Component data from apps and pages:

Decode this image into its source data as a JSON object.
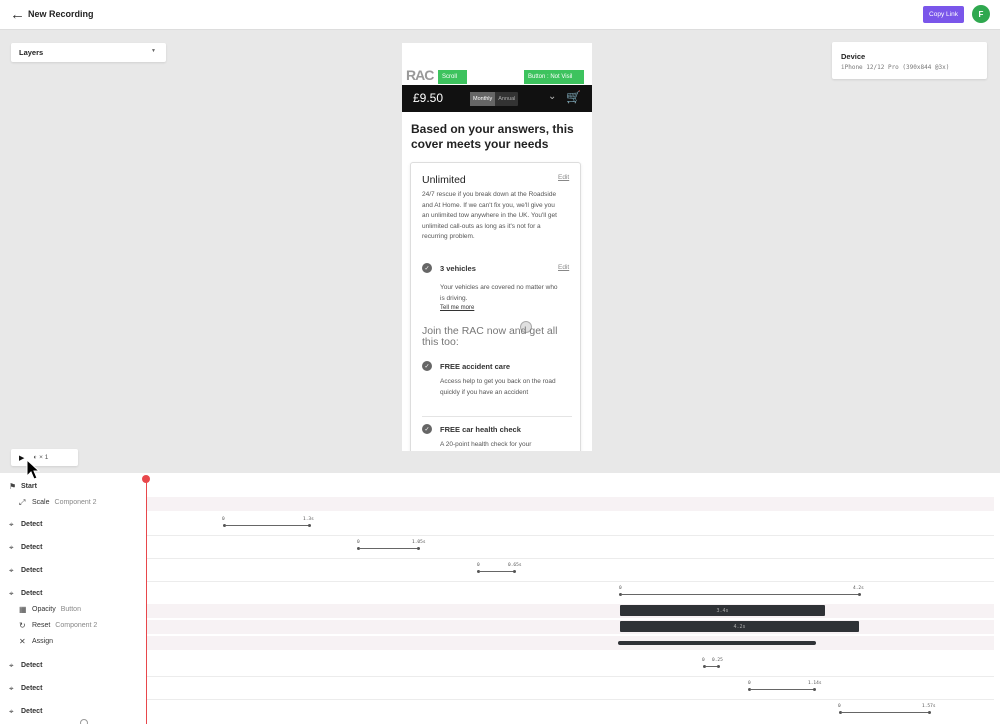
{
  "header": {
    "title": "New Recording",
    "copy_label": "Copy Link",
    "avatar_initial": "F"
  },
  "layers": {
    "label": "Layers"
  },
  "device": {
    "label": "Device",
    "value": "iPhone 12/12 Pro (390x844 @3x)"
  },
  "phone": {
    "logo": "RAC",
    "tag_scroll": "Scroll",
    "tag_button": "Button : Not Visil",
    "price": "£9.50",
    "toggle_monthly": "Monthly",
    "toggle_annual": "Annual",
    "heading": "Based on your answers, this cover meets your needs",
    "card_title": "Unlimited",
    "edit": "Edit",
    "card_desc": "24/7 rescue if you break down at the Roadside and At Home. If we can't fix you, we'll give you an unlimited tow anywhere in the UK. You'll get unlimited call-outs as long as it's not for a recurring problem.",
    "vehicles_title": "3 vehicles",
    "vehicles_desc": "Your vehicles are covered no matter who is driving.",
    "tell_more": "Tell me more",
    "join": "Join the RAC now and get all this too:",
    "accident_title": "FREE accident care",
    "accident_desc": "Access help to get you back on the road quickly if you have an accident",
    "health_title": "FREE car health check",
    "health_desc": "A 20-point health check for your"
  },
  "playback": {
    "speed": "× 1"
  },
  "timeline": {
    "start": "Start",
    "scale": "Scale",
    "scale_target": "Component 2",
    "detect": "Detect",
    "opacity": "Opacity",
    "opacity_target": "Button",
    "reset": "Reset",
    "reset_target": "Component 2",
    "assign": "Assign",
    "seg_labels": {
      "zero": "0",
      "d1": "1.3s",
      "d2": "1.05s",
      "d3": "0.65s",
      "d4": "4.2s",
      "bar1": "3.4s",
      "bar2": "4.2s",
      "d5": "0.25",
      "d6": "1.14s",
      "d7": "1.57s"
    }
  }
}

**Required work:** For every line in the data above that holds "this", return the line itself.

**Answer to the problem:**
Decode this image into its source data as a JSON object.
    "heading": "Based on your answers, this cover meets your needs",
    "join": "Join the RAC now and get all this too:",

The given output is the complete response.